28 countries face food shortages
Rome, 17 July 2007- An anticipated slowdown in growth of cereal production in low-income food-deficit countries, coupled with prospects for continued high international prices, could result in a tighter food supply situation for these countries in the coming year, according to FAO's latest Crop Prospects and Food Situation report.
President Bush signed the Senator Paul Simon Water for the Poor Act of 2005 (the Act) on December 1, 2005. The Act sets out as a central goal the provision of affordable and equitable access to safe water and sanitation in developing countries as a key component of U.S. foreign assistance programs. It requires the Secretary of State, in consultation with the U.S. Agency for International Development (USAID) and other U.S.
Food import bills reach a record high partly on soaring demand for biofuels Based on FAO's latest analysis, global expenditures on imported foodstuffs look set to surpass US$400 billion in 2007, almost 5 percent above the record the previous year.
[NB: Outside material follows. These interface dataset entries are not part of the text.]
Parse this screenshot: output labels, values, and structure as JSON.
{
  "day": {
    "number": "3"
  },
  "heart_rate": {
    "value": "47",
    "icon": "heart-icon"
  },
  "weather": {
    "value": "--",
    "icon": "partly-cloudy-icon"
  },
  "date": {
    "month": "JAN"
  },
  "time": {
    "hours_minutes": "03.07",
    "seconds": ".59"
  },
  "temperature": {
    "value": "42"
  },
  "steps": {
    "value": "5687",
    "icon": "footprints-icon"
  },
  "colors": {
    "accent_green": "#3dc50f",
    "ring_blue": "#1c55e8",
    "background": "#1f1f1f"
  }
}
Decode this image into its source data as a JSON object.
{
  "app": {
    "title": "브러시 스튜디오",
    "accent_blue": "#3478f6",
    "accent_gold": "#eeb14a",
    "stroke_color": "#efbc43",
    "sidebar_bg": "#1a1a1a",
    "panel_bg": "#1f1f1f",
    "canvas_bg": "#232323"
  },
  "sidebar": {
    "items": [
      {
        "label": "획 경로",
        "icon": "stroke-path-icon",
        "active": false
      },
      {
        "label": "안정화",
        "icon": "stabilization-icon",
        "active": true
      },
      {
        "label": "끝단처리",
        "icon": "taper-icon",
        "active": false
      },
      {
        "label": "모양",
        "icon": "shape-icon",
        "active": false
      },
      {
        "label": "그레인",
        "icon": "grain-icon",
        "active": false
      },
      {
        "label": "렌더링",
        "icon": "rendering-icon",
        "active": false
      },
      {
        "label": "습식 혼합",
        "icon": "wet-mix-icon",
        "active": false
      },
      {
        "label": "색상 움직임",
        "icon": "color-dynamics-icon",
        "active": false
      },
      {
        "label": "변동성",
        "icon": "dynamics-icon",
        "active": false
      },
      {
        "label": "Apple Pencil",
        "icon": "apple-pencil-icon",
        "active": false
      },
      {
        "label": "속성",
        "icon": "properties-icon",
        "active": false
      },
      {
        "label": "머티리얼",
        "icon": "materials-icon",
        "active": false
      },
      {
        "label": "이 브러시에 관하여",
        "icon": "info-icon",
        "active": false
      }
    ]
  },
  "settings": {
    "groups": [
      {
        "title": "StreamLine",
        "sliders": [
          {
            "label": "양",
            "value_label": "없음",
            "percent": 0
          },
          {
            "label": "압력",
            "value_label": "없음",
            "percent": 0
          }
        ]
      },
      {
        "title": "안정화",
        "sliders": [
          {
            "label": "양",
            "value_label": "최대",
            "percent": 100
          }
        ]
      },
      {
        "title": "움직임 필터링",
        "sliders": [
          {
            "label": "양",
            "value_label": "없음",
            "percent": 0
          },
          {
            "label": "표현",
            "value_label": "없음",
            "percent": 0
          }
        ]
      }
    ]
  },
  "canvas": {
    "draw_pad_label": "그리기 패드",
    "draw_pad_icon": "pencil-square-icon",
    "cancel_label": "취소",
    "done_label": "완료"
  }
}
The bulk of the increase can be levelled against rising prices of imported coarse grains and vegetable oils, the commodity groups which feature most heavily in biofuel production. Import bills for these commodities are forecast to rise by as much as 13 percent from 2006.
Food Security Assessments: Two new reports on Zimbabwe and Swaziland from WFP/FAO Crop and Food Supply Assessment Missions (CFSAM) have been released, and a third on Lesotho is expected shortly. Vulnerability Assessment Committees are also collecting data in seven countries and results are expected in late June and early July. The results of these assessments will provide a more complete analysis of food security in the region.
Zimbabwe: Almost one-third of the Zimbabwean population - 4.1 million persons - may face food shortages by early next year.
This report covers the period from 3/26/2007 to 4/25/2007
Current food security summary
The months of March and April signal the end of the marketing year in most of Southern Africa and also mark the end of the hunger season. This period is characterized by the appearance of green maize and other seasonal food crops at the household level and on rural markets. Food security improves at this time, and is currently satisfactory, especially where production has been above average following a good crop growing season.
World cereal production in 2007 remains on course to reach a record level of 2 095 million tonnes, but with some major crops yet to be planted, the forecast is still tentative.
Based on the current 2007 production outlook, global cereal supplies are forecast to increase in the new 2007/08 marketing season.
Regional: Early recovery efforts are underway across several countries in the region after months of emergency efforts. More than a million people's livelihoods are still fragile due to a loss of crops and other assets in Madagascar, Angola, Mozambique, Namibia and Zambia. Humanitarian agencies are concerned about the ability of communities to rebound from these disasters.
Madagascar: Cyclone Jaya hit the northeastern coast of Madagascar on 3 April, resulting in more crop damage and further complicating relief efforts.
This report covers the period from 2/26/2007 to 3/25/2007
FEWS NET has developed a global food security outlook process that provides 6 month projections of potential food security conditions in the 25 countries in Africa and Central America as well as in Haiti and Afghanistan. This outlook provides a basis for regional and global resource allocation and contingency planning, as well as in-country planning.
Coverage Period: 1/20/2007 - 2/25/2007
The food security situation remains generally stable in most parts of the region reflecting the good 2005/06 harvest. However pockets of food insecurity exist in many countries, and food supplies are increasingly tight as the hunger season progresses. Incessant, heavy rains caused floods in parts of Angola, Madagascar, Malawi, Mozambique, Tanzania and Zambia, destroying homes, crops, and infrastructure such as roads and bridges, necessitating emergency responses from governments and humanitarian agencies.